● **DATA TO USE**
------------
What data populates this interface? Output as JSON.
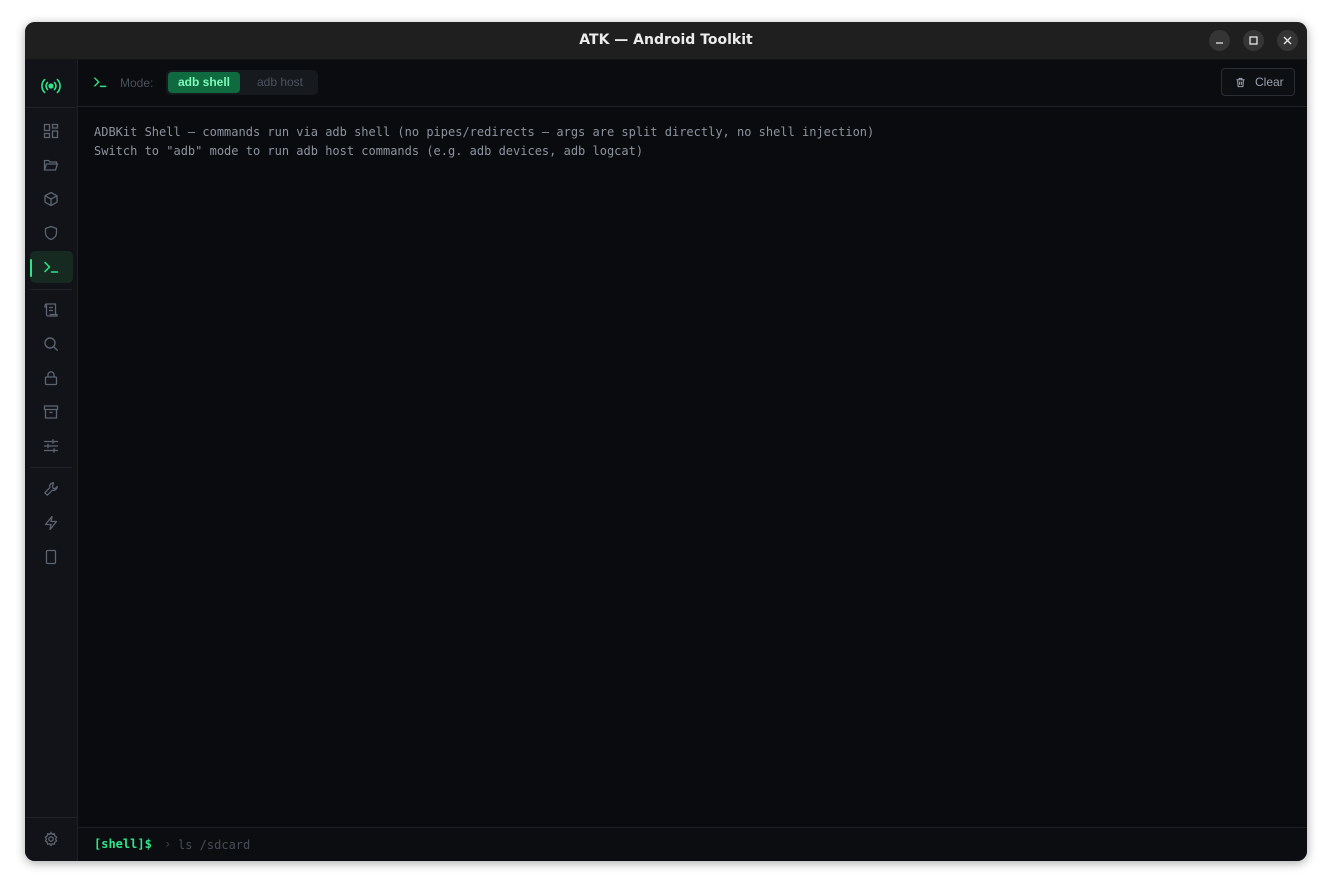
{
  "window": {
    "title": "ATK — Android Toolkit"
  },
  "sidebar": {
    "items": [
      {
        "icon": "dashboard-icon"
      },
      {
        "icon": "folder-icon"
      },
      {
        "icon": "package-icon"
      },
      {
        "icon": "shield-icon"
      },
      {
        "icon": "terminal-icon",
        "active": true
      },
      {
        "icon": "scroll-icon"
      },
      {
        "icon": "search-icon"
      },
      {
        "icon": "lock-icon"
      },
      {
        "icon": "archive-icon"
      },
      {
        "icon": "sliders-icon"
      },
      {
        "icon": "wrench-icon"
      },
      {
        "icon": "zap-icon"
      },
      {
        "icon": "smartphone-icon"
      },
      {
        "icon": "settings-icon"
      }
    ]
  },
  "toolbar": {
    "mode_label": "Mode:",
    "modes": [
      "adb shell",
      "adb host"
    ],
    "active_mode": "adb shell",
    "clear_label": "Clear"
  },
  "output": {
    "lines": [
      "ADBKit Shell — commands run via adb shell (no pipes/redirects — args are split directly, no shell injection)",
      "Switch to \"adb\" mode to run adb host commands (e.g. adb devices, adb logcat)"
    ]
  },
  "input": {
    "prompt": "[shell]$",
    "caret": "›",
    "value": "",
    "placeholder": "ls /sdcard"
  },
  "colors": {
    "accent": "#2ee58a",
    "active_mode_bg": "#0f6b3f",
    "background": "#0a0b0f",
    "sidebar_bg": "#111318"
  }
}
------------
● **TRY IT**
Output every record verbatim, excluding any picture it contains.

● **ANSWER**
What data populates this interface? Output as JSON.
{
  "window": {
    "title": "ATK — Android Toolkit"
  },
  "sidebar": {
    "items": [
      {
        "icon": "dashboard-icon"
      },
      {
        "icon": "folder-icon"
      },
      {
        "icon": "package-icon"
      },
      {
        "icon": "shield-icon"
      },
      {
        "icon": "terminal-icon",
        "active": true
      },
      {
        "icon": "scroll-icon"
      },
      {
        "icon": "search-icon"
      },
      {
        "icon": "lock-icon"
      },
      {
        "icon": "archive-icon"
      },
      {
        "icon": "sliders-icon"
      },
      {
        "icon": "wrench-icon"
      },
      {
        "icon": "zap-icon"
      },
      {
        "icon": "smartphone-icon"
      },
      {
        "icon": "settings-icon"
      }
    ]
  },
  "toolbar": {
    "mode_label": "Mode:",
    "modes": [
      "adb shell",
      "adb host"
    ],
    "active_mode": "adb shell",
    "clear_label": "Clear"
  },
  "output": {
    "lines": [
      "ADBKit Shell — commands run via adb shell (no pipes/redirects — args are split directly, no shell injection)",
      "Switch to \"adb\" mode to run adb host commands (e.g. adb devices, adb logcat)"
    ]
  },
  "input": {
    "prompt": "[shell]$",
    "caret": "›",
    "value": "",
    "placeholder": "ls /sdcard"
  },
  "colors": {
    "accent": "#2ee58a",
    "active_mode_bg": "#0f6b3f",
    "background": "#0a0b0f",
    "sidebar_bg": "#111318"
  }
}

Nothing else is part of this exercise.